White Rock’s new council is “opening a can of worms” by reducing the height of two planned residential towers from 12 storeys to six storeys at its first meeting since election.
White Rock council voted Wednesday to hit the pause button on two 12-storey residential towers planned for the city’s downtown core, a decision one developer said would “obliterate” several years of planning work.
The newly elected mayor, Darryl Walker, said he heard from many residents during the campaign who were frustrated by overdevelopment, specifically “height restrictions that were well above what the people of White Rock thought to be reasonable.”
At a meeting Wednesday night, the first since Walker and four of his Democracy Direct running mates were elected, council voted to cut the allowable height for two proposed mixed-use buildings on Johnston Road from 12 storeys to six while the city reviews its Official Community Plan, or OCP.
Although both projects, the 12-storey Lady Alexandra and the 12-storey Solterra, had received development permits and were within the limits set out in the city’s OCP, they had not yet applied for a building permit. Projects that had received or applied for a building permit, including several towers over six storeys already under construction, were not affected by council’s decision.
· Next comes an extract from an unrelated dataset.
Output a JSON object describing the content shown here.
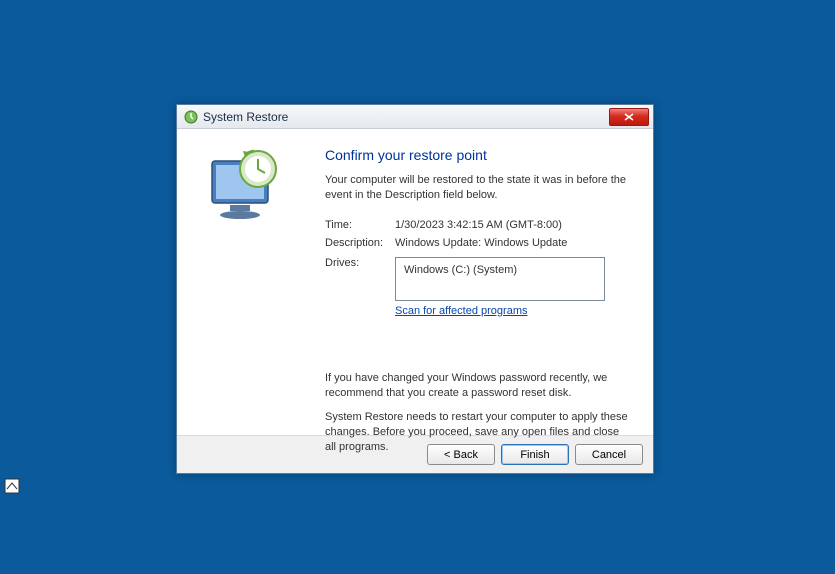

At the same meeting, council also voted to review the OCP, which was passed by the previous council in 2017 after almost three years of consultation.
Walker said he could not comment on the process used to arrive at the city’s current OCP because he was not on council, but he felt White Rock had given him a mandate to “go back and review” the document that guides planning and land use in the city.
Coun. Helen Fathers said her intention in voting to review the OCP and building heights was “not to decimate these projects.”
The incumbent councillor said debate in White Rock is often split between pro- and anti-development voices, and “council’s job is to find something in the middle.”
The developer behind one of the proposed buildings on Johnston Road said he was worried council had become anti-development.
“We’ve spent years working on this, consulting with city planners,” said Peter Cross. “The first thing (council has) done is attack us.”
Cross said going from 12 storeys to six storeys will require a complete redesign of his project. He was also concerned about an approximately 20 per cent reduction in the allowable density on the site.
“I think they’ve opened a can of worms,” he said, adding he anticipates his team will be seeking legal advice on next steps.
Former mayor Wayne Baldwin said the OCP process was extensive and included many public meetings and open houses.
“The new council is comprised entirely of people who did not agree with some of the decisions made in that process, so it comes as no surprise that upon election they would immediately take on a process of attempting to reverse the OCP in some areas at least,” he said.
Baldwin said he felt it was council’s right to reverse past decisions as long as it was done within the law.
“White Rock has a history of bouncing between councils that want to deal with growth and change, and those that want no growth and no change, and right now we are dealing with the latter.”